Caron’s friend, Lou Voticky, says that Caron was a key member of the Air Canada Navigators team where he took control of the Canadian Airline Navigators Association.

“John negotiated a settlement that allowed 55 navigators to become pilots and continued their beloved flying careers to retirement. The rest were provided for, with ground jobs and fair severance packages. Every surviving Air Canada Navigator owes a debt to John,” Voticky said.

“A wonderful friend, gentlemen and human being departed on his final flight into the sunset. He will be missed.”

Leanne can’t help but feel pride after hearing stories about her father.

“It is so bittersweet though because I didn’t hear some of these stories firsthand, from my dad,” she said.

“Seeing the world from another person’s world, it’s how he saw things, and this is how I like to see politics, through multiple lenses.
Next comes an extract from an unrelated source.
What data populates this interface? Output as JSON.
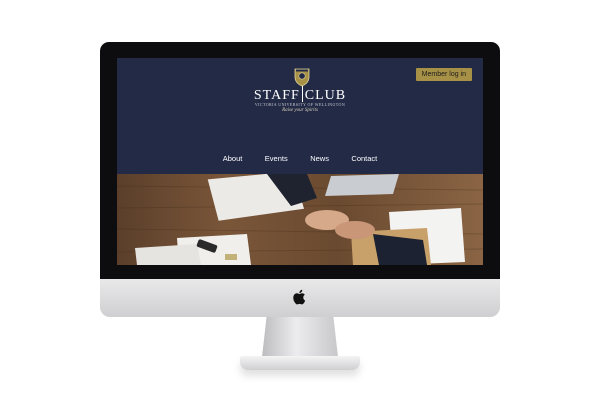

I got that from my dad,” Leanne said.

“He was progressive for his generation in terms of cultural and religious acceptance. Those travel experiences allowed him to do developmental work in Tanzania and he also supported First Nations.”

Caron and his wife were active in community service throughout their lives. He was founder of the Bramalea Ratepayers’ Association and the Federation of Urban Neighbourhoods (Ontario). He served on the Puslinch Planning Board and was active in Kiwanis, the Rotary Club of Guelph and the Wellington Men’s Club.

“My dad was always in charge of Lobsterfest. As a Rotarian, you have to commit to one event a year, and that was always the one for dad,” Leanne said.

“Everything he did in life he did with my mother by his side. Beyond flying and community service and he loved his family first and foremost.”

Caron was a proud grandfather and great-grandfather.

“Three great-grandchildren were born in one year and he was so happy to have met one of them before he passed away,” Leanne said.

Despite all of Caron’s international adventures, Leanne says he was very much a homebody.

“He loved being at home, in the woods and with family. He had such an appreciation for the natural world. He built a log cabin in Quebec. There was no electricity and no running water. We went there every summer and lived like settlers.”

When in her teens, Leanne’s father bought property just outside Arkell in Puslinch and the family homesteaded there before moving to Guelph near end of the 1980’s.

“We cleared the land and my father, who was in his thirties, designed the house,” Leanne says.

“Orin Reid, who today, is one of the largest home builders, helped build the house. It was the first house he helped build. He was just out of university, so they partnered and then Orin went into the home building business.”

Caron was also involved in local politics in Puslinch and when flying over the area, he alerted the township about the high number of gravel pits in the area.

“That kitchen talk in politics, it must have rubbed off,” Leanne says.

Caron was a life member of the Canadian Warplane Heritage Museum in Mount Hope, where his beloved Lancaster Bomber from Torbay was restored. It is now known as the Mynarski Memorial Lancaster.

“He also donated artifacts. He was so proud to be on the restoration crew and to be a part of history,” Leanne says.

Leanne recalls when the Lancaster could still be flown.

“Dad went to every air show and he could hear the Lancaster even before anyone could see it. For him, it was so distinguishable,” she said.

“He would ask, can you hear it girls? And sure enough, there it was.”